• WORK TASK
Print each record exactly as it appears, but drop the images.

Component data from apps and pages
───

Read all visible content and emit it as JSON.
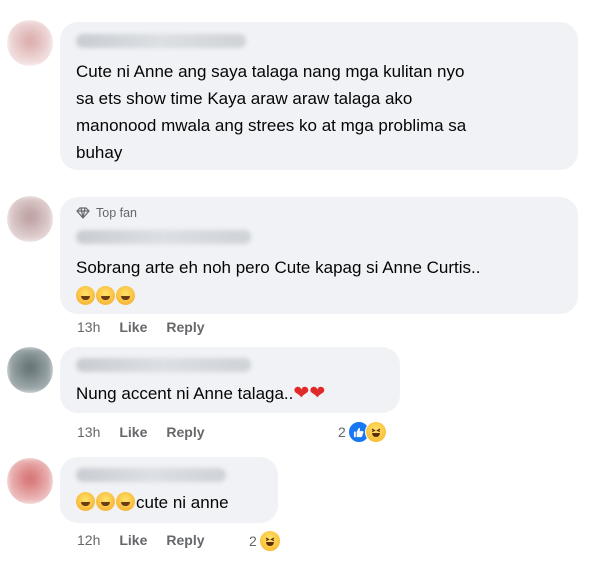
{
  "comments": [
    {
      "text_lines": [
        "Cute ni Anne ang saya talaga nang mga kulitan nyo",
        "sa ets show time Kaya araw araw talaga ako",
        "manonood mwala ang strees ko at mga problima sa",
        "buhay"
      ]
    },
    {
      "badge": "Top fan",
      "text": "Sobrang arte eh noh pero Cute kapag si Anne Curtis..",
      "emoji_line": [
        "grinning",
        "grinning",
        "laughing"
      ],
      "time": "13h",
      "like": "Like",
      "reply": "Reply"
    },
    {
      "text": "Nung accent ni Anne talaga..",
      "emojis": [
        "heart",
        "heart"
      ],
      "time": "13h",
      "like": "Like",
      "reply": "Reply",
      "reaction_count": "2",
      "reactions": [
        "like",
        "haha"
      ]
    },
    {
      "emojis": [
        "laughing",
        "laughing",
        "laughing"
      ],
      "text": "cute ni anne",
      "time": "12h",
      "like": "Like",
      "reply": "Reply",
      "reaction_count": "2",
      "reactions": [
        "haha"
      ]
    }
  ]
}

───

• ANSWER TO THIS PROBLEM
Read all visible content and emit it as JSON.
{
  "comments": [
    {
      "text_lines": [
        "Cute ni Anne ang saya talaga nang mga kulitan nyo",
        "sa ets show time Kaya araw araw talaga ako",
        "manonood mwala ang strees ko at mga problima sa",
        "buhay"
      ]
    },
    {
      "badge": "Top fan",
      "text": "Sobrang arte eh noh pero Cute kapag si Anne Curtis..",
      "emoji_line": [
        "grinning",
        "grinning",
        "laughing"
      ],
      "time": "13h",
      "like": "Like",
      "reply": "Reply"
    },
    {
      "text": "Nung accent ni Anne talaga..",
      "emojis": [
        "heart",
        "heart"
      ],
      "time": "13h",
      "like": "Like",
      "reply": "Reply",
      "reaction_count": "2",
      "reactions": [
        "like",
        "haha"
      ]
    },
    {
      "emojis": [
        "laughing",
        "laughing",
        "laughing"
      ],
      "text": "cute ni anne",
      "time": "12h",
      "like": "Like",
      "reply": "Reply",
      "reaction_count": "2",
      "reactions": [
        "haha"
      ]
    }
  ]
}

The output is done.